After a month or more of buggerage with the Linux PC, I'm pleased to have a diversion in the form of a loominum throttle body housing for a colleague (Toolchimp). Originally the drg called for a piece of 20mm but my cupboard was bare. Mother Hubbard. Finally I twigged that I have a piece of 19mm plate that will do the trick. He modified the model and we have a plan.
Import Solidworks to Fusion 360:
The original model was created in Solidworks and I need to get that into Fusion so I can create the CAM toolpaths etc. Luckily, my paid-for version supports import of SW files rather than forcing export to STP or IGS first. I think this basically means the models have their parametric data.
As well as the model, there's a drawing. Not needed for my purposes but it's good to have something to check the import against.
Looks fairly convincing!
Having imported it into Fusion, I created my own drawing so I can figure out stock sizes, tool and toolpath options etc.
Preparing the stock:
This drawing allows me to look for suitable stock. As mentioned, there was a piece staring me in the face. Flash up the bandsaw, which is just big enough to cope with the max dimensions if I flip the piece half way through.
Then clean / square it up manually:
Creating the CAM toolpaths:
Then set up the stock and create the toolpaths in Fusion. Top side:
Second operation / bottom side:
This is what we should end up with:
I have a 2.4mm router bit, not a 2.5mm cutter, so will need to cut both directions (2 passes, 0.1mm radially spaced) to end up with the correct 2.5mm width on the smaller o-ring groove. That's easy enough:
Off we go:
So first, drill the 4 holes so I can hold the stock onto a sacrificial base. This is an 8.5mm carbide drill:
Ready for action. Yes, I've ensure the retract height (10mm) is greater than the height of the bolts (8.5mm).
Outline and internal bore and o-ring groove created - now for the fillets:
Sorted. Flip over and pick up the centre line of the bore, which is my origin / datum.

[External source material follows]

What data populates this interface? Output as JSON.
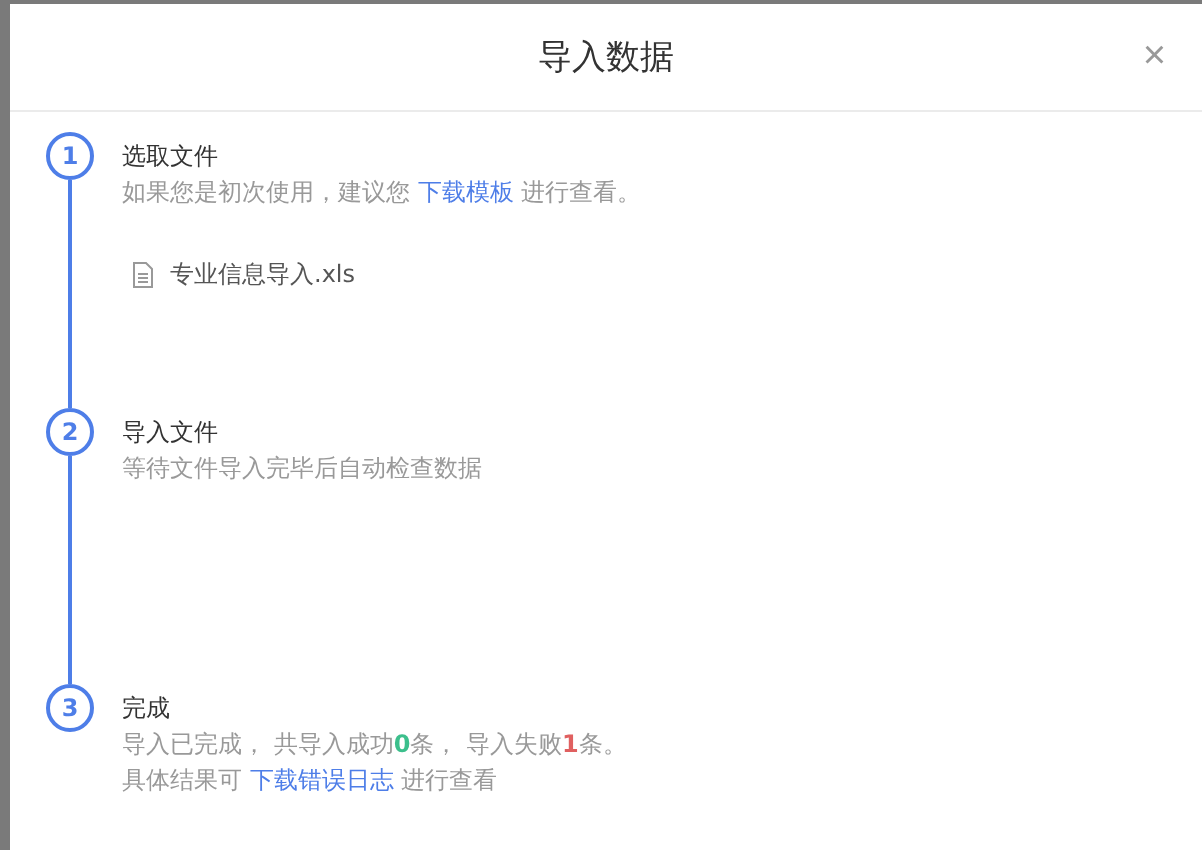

Video of roughing out and (beginning) the finishing of the conical bore. The iPhone and its camera had a bit of a funny turn at this point, so I lost the finishing operation for the conical face:
Had to remove the bolts and use toolmaker's clamps to allow access to the 0-ring groove:
Close but no contact!
Can't really tell from this pic but the o-ring groove is pretty smooth at the bottom surface:
Contact Point Boundary:
I needed to repeat the final operation to get the base of the conical face like the model. This is to do with the "contact point boundary" option which must be selected, otherwise the cutter won't cut all the way up to the edge of the shoulder. This is what we need / get with the CPB check box enabled in the "geometry" tab of the 2D Contour operation:
Machine / spindle power calculation:
Before running the roughing operation, I thought I'd use my new spindle power calculator to sanity check what sort of margin I have on the available shaft power. I can't imagine this operation would overcome the 3kW Yaskawa drive but it's a good chance to try it out. As expected, it looks pretty reasonable. having said that, I haven't correlated the estimation against any actual figures from the drive during operation.
Came out well. No cockups or broken tools. The paint needs to be stripped off and some minor deburring done - none specified on the drawing and some sections around the bolt holes didn't leave much meat.